Budget & finance

The Illinois State Board of Education held its first budget hearing Tuesday. Educators, school leaders, parents, and advocates called for more money for education.
Illinois education advocates gathered for a press conference on Tuesday morning to pressure the state to add more money to the state’s evidence-based funding formula to fully fund schools by 2027.
According to the Illinois board of education’s funding formula, Chicago will receive a smaller than expected share of new state education funding this year.
Board members and community members have raised concerns around community engagement and adverse impacts on other schools in the face of CPS enrollment declines.
The budget restored about $24 million in funding, including $14 million for special education following criticism from parent groups, union leaders, and elected officials.
This will be the third year the district will chip in for its employees’ pensions, an expense the city has previously handled.
Ahead of the monthly board of education meeting, Chicago teachers, parents, elected officials decry proposed budget.
After blowing past a midnight deadline on Friday, Illinois lawmakers emerged with a budget plan that includes more money for K-12 education with tax relief and direct checks to families.
For the first time since 2020, the Illinois governor has proposed an increase in the state’s education budget with investments for students from preschool to higher education.
Increases would go to hire more truancy officers, cover additional transportation and early childhood costs, and put more dollars into the state’s school funding formula.
Most schools with three or more teacher layoffs were shrinking campuses.

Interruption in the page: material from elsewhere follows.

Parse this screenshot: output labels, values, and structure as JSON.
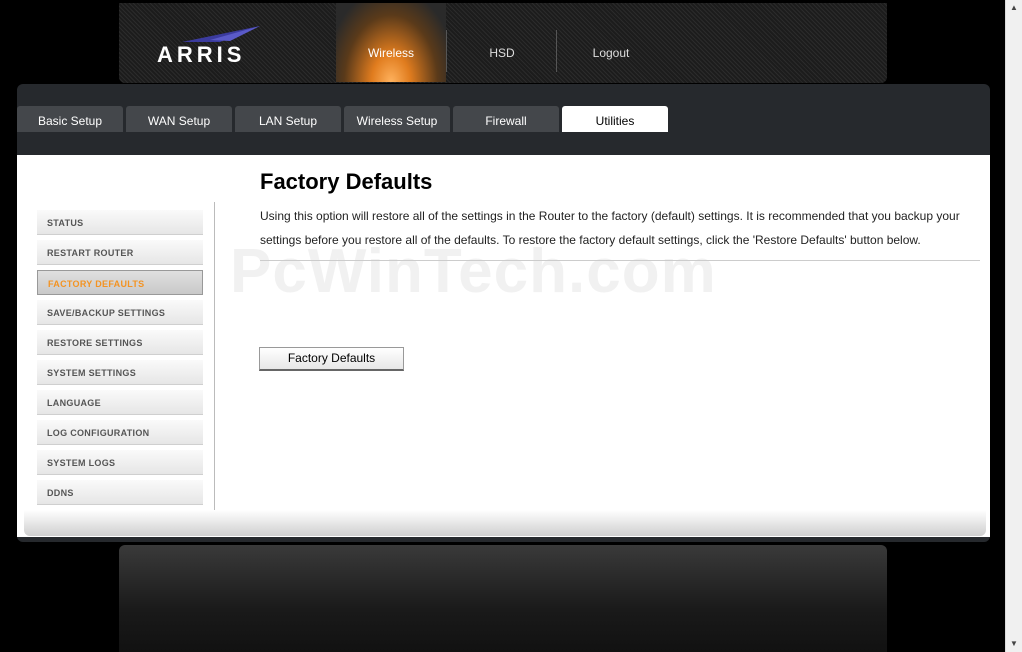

At least seven of the 22 schools are considered “underutilized” by the district.
Chicago’s charter schools enroll a higher percentage of students with disabilities than traditional public schools, but there is no way to track how much funding goes to those students’ education, according to a new report.
Illinois’ education budget could increase by $350 million dollars next year — almost 4% — as the state’s economy begins to recover from losses incurred during the coronavirus pandemic.
Chicago, the state’s largest district, will receive nearly $1.8 billion. What advice would you give school leaders on how to spend it?
Illinois education budget for kindergarten to 12th grade will remain stagnant at almost $9 billion with no increase to the evidence-based funding formula. It will be the second year that the education budget has remained flat.
Illinois schools will be spared from $711 million in 2021 spending cuts Gov. JB Pritzker announced on Tuesday, the Illinois Board of Education argued Wednesday that it will need more funding for 2022.
Illinois annual report card is the most detailed look at how the state’s nearly 2 million students are faring in public schools. But this year, the report is missing several critical data points, including assessments.
About 20 educators, advocates and district leaders who testified at a virtual state board of education hearing Wednesday that the coronavirus pandemic has exacerbated some of the inequities felt by school administrators, teachers and students.
Tentative reopening plans across the state show some wealthier districts are bankrolling expensive changes while financially strapped districts are relying on low-budget precautions.
Advocates insist that budget reform efforts could still lead to important changes, and that the need for equitable funding is all the more urgent.
Illinois will receive $569.5 million in emergency school funds from the federal government to spend on its schools’ coronavirus response.
The funds could also cover future needs like computers and iPads for students who need them to engage in remote learning during an extended school closure.
Profound income disparities among its students and the size of the district pose a challenge as Chicago seeks to roll out an effective and equitable e-learning strategy.
If the tax doesn’t pass, the governor would potentially upend a milestone agreement to reform Illinois school finance.
A Chicago budget committee will decide how to meet the community’s needs and desires and how to fix school funding without getting more money for an underfunded system.
Chicago is revisiting the way it funds schools. Here’s what parents and educators told us they’d prioritize.
Even as participants agreed on the need for change, few had ideas on how to address the elephant in the room — how to fix school funding without more money?